┌──

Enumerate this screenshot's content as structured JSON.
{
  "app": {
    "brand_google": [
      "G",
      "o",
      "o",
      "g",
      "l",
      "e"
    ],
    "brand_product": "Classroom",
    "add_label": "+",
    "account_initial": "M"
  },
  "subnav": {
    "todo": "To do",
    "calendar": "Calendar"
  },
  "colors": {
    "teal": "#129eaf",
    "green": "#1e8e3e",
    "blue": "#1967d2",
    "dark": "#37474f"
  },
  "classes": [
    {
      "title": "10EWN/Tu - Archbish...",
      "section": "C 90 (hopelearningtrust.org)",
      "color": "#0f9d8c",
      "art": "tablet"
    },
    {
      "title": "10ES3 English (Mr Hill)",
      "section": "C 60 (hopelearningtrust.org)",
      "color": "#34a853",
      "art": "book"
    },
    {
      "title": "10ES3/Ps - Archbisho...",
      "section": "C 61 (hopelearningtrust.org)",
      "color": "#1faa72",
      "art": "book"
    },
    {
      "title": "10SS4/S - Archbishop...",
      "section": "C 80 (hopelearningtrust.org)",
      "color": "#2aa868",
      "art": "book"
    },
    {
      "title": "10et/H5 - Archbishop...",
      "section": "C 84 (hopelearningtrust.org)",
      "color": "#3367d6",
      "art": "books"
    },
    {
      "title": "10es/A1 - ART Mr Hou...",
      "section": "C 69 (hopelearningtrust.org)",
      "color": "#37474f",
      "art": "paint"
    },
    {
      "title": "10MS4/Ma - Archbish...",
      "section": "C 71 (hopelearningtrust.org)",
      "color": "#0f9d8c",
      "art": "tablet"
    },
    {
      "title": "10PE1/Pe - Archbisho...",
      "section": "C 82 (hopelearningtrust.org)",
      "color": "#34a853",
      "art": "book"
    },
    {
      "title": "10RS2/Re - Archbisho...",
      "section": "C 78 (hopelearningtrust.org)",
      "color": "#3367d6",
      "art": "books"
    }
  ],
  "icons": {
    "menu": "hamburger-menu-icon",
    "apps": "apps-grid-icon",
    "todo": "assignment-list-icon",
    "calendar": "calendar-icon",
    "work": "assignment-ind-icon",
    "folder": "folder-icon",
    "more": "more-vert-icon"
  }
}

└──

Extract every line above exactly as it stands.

Enumerate this screenshot's content as structured JSON.
{
  "app": {
    "brand_google": [
      "G",
      "o",
      "o",
      "g",
      "l",
      "e"
    ],
    "brand_product": "Classroom",
    "add_label": "+",
    "account_initial": "M"
  },
  "subnav": {
    "todo": "To do",
    "calendar": "Calendar"
  },
  "colors": {
    "teal": "#129eaf",
    "green": "#1e8e3e",
    "blue": "#1967d2",
    "dark": "#37474f"
  },
  "classes": [
    {
      "title": "10EWN/Tu - Archbish...",
      "section": "C 90 (hopelearningtrust.org)",
      "color": "#0f9d8c",
      "art": "tablet"
    },
    {
      "title": "10ES3 English (Mr Hill)",
      "section": "C 60 (hopelearningtrust.org)",
      "color": "#34a853",
      "art": "book"
    },
    {
      "title": "10ES3/Ps - Archbisho...",
      "section": "C 61 (hopelearningtrust.org)",
      "color": "#1faa72",
      "art": "book"
    },
    {
      "title": "10SS4/S - Archbishop...",
      "section": "C 80 (hopelearningtrust.org)",
      "color": "#2aa868",
      "art": "book"
    },
    {
      "title": "10et/H5 - Archbishop...",
      "section": "C 84 (hopelearningtrust.org)",
      "color": "#3367d6",
      "art": "books"
    },
    {
      "title": "10es/A1 - ART Mr Hou...",
      "section": "C 69 (hopelearningtrust.org)",
      "color": "#37474f",
      "art": "paint"
    },
    {
      "title": "10MS4/Ma - Archbish...",
      "section": "C 71 (hopelearningtrust.org)",
      "color": "#0f9d8c",
      "art": "tablet"
    },
    {
      "title": "10PE1/Pe - Archbisho...",
      "section": "C 82 (hopelearningtrust.org)",
      "color": "#34a853",
      "art": "book"
    },
    {
      "title": "10RS2/Re - Archbisho...",
      "section": "C 78 (hopelearningtrust.org)",
      "color": "#3367d6",
      "art": "books"
    }
  ],
  "icons": {
    "menu": "hamburger-menu-icon",
    "apps": "apps-grid-icon",
    "todo": "assignment-list-icon",
    "calendar": "calendar-icon",
    "work": "assignment-ind-icon",
    "folder": "folder-icon",
    "more": "more-vert-icon"
  }
}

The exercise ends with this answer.